According to William Yardley of The Times, "[I]n addition to a sculpture garden featuring artists of the Pacific Northwest, Maryhill’s grounds—all 5,300 acres of them—now include 15 wind turbines, part of a vast installation that sends 500 megawatts of electricity to Los Angeles and about $250,000 each year into the operating revenues of one of the most isolated art museums in the contiguous United States.
"Maryhill raised the money for the addition through public and private grants—no small feat given its size and location and the challenges facing arts institutions—but museum officials say revenue from leasing its land for wind energy provided the confidence and financial security to proceed with the capital campaign at a time when the number of visitors, about 45,000 a year, is well below its peak in the 1990s."
Maryhill’s success is just one example, although admittedly a unique one, of the ways in which rural communities around the U.S. are benefiting from the income generated by wind power. In many areas, tax revenues from wind farms are providing a welcome source of funds for school districts and struggling towns and counties at a time when the national economy remains very sluggish.

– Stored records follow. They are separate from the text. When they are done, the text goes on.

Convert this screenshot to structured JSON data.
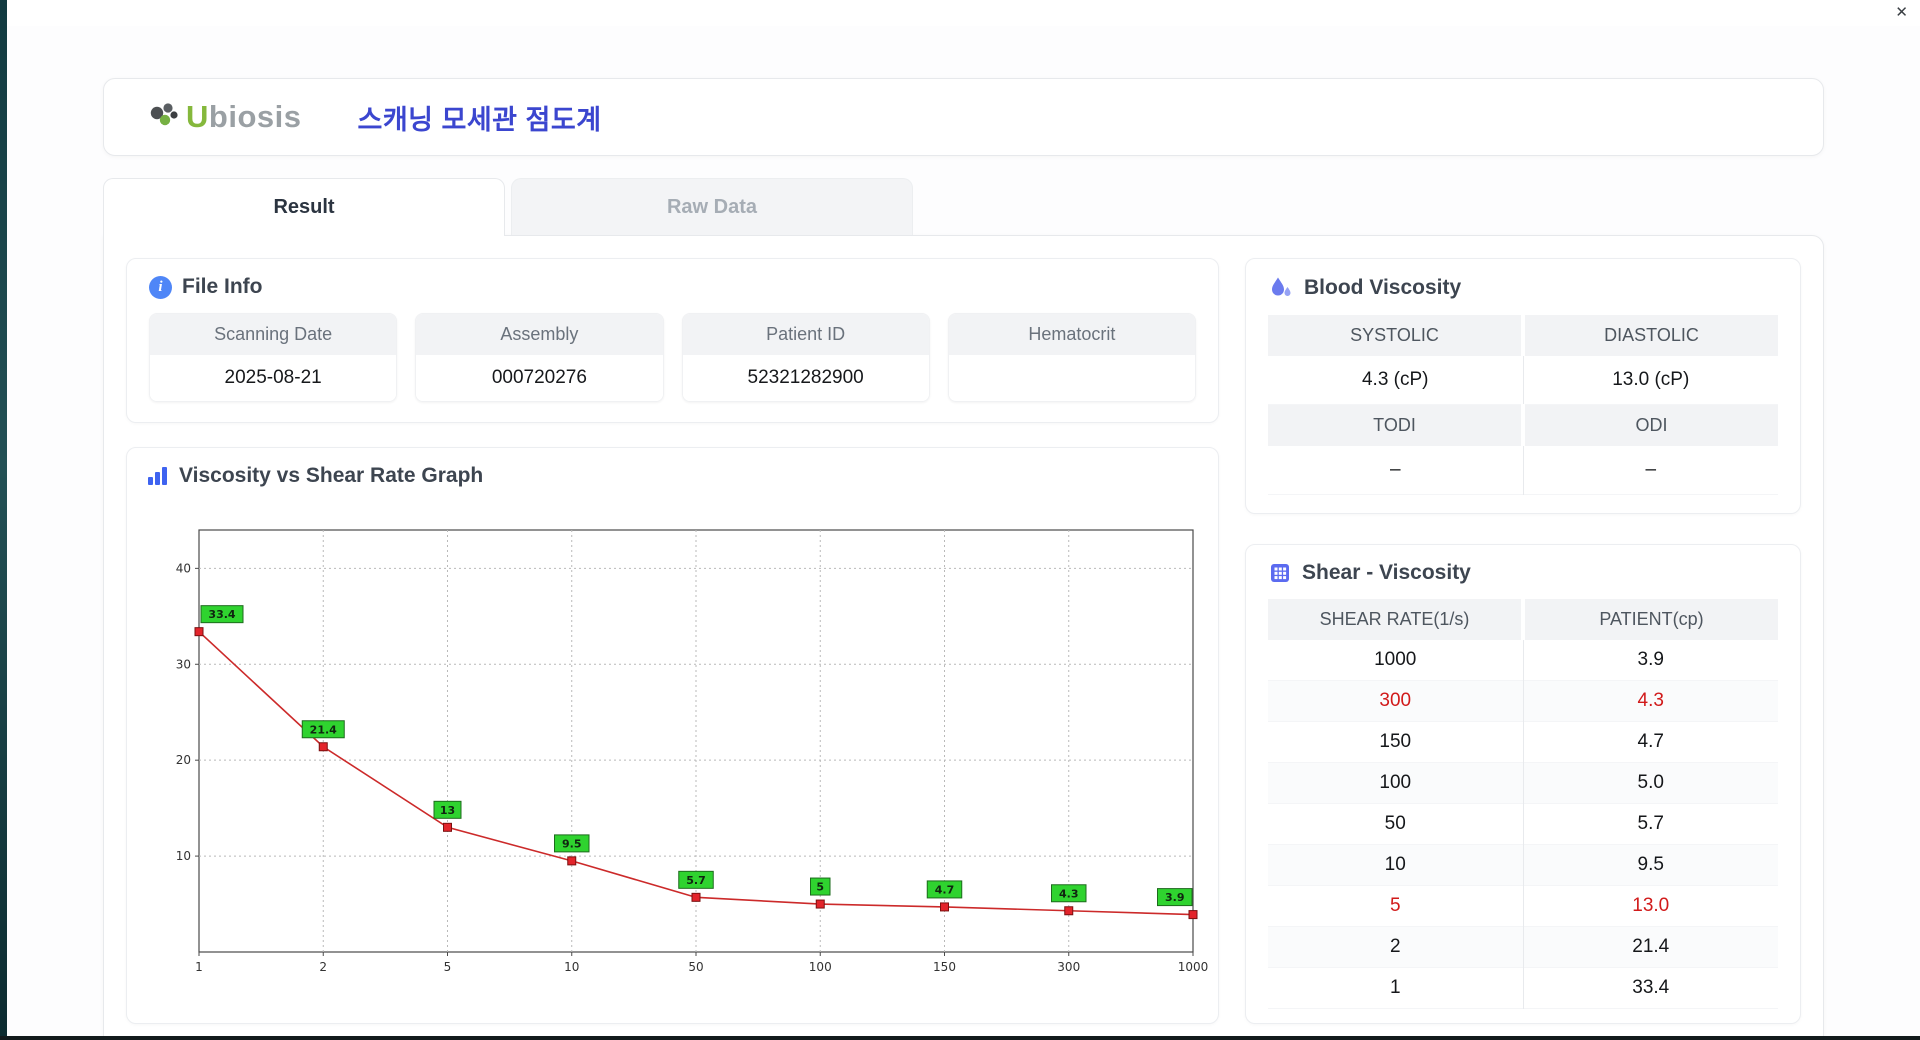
{
  "window": {
    "close_glyph": "✕"
  },
  "header": {
    "logo_accent": "U",
    "logo_rest": "biosis",
    "title": "스캐닝 모세관 점도계"
  },
  "tabs": [
    {
      "label": "Result",
      "active": true
    },
    {
      "label": "Raw Data",
      "active": false
    }
  ],
  "file_info": {
    "title": "File Info",
    "fields": [
      {
        "key": "scanning-date",
        "label": "Scanning Date",
        "value": "2025-08-21"
      },
      {
        "key": "assembly",
        "label": "Assembly",
        "value": "000720276"
      },
      {
        "key": "patient-id",
        "label": "Patient ID",
        "value": "52321282900"
      },
      {
        "key": "hematocrit",
        "label": "Hematocrit",
        "value": ""
      }
    ]
  },
  "blood_viscosity": {
    "title": "Blood Viscosity",
    "sections": [
      {
        "headers": [
          "SYSTOLIC",
          "DIASTOLIC"
        ],
        "values": [
          "4.3 (cP)",
          "13.0 (cP)"
        ]
      },
      {
        "headers": [
          "TODI",
          "ODI"
        ],
        "values": [
          "–",
          "–"
        ]
      }
    ]
  },
  "shear_viscosity": {
    "title": "Shear - Viscosity",
    "columns": [
      "SHEAR RATE(1/s)",
      "PATIENT(cp)"
    ],
    "rows": [
      {
        "shear": "1000",
        "patient": "3.9",
        "highlight": false
      },
      {
        "shear": "300",
        "patient": "4.3",
        "highlight": true
      },
      {
        "shear": "150",
        "patient": "4.7",
        "highlight": false
      },
      {
        "shear": "100",
        "patient": "5.0",
        "highlight": false
      },
      {
        "shear": "50",
        "patient": "5.7",
        "highlight": false
      },
      {
        "shear": "10",
        "patient": "9.5",
        "highlight": false
      },
      {
        "shear": "5",
        "patient": "13.0",
        "highlight": true
      },
      {
        "shear": "2",
        "patient": "21.4",
        "highlight": false
      },
      {
        "shear": "1",
        "patient": "33.4",
        "highlight": false
      }
    ]
  },
  "chart": {
    "title": "Viscosity vs Shear Rate Graph"
  },
  "chart_data": {
    "type": "line",
    "title": "Viscosity vs Shear Rate Graph",
    "x": [
      1,
      2,
      5,
      10,
      50,
      100,
      150,
      300,
      1000
    ],
    "x_tick_labels": [
      "1",
      "2",
      "5",
      "10",
      "50",
      "100",
      "150",
      "300",
      "1000"
    ],
    "values": [
      33.4,
      21.4,
      13,
      9.5,
      5.7,
      5,
      4.7,
      4.3,
      3.9
    ],
    "point_labels": [
      "33.4",
      "21.4",
      "13",
      "9.5",
      "5.7",
      "5",
      "4.7",
      "4.3",
      "3.9"
    ],
    "y_ticks": [
      10,
      20,
      30,
      40
    ],
    "ylim": [
      0,
      44
    ],
    "x_scale": "categorical (log-spaced ticks)",
    "grid": true,
    "line_color": "#cc2a2a",
    "marker_color": "#e3242b",
    "marker_edge": "#7a1010",
    "label_bg": "#2fd32f",
    "label_edge": "#1d6b1d"
  }
}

What Jim Foster, a past Maryhill president, told The Times about the 20-year lease the museum has arranged with a wind farm developer applies to many of those communities: "Essentially, it’s an endowment. It really gave us the freedom to go forward.”
Tom Gray, www.awea.org/blog/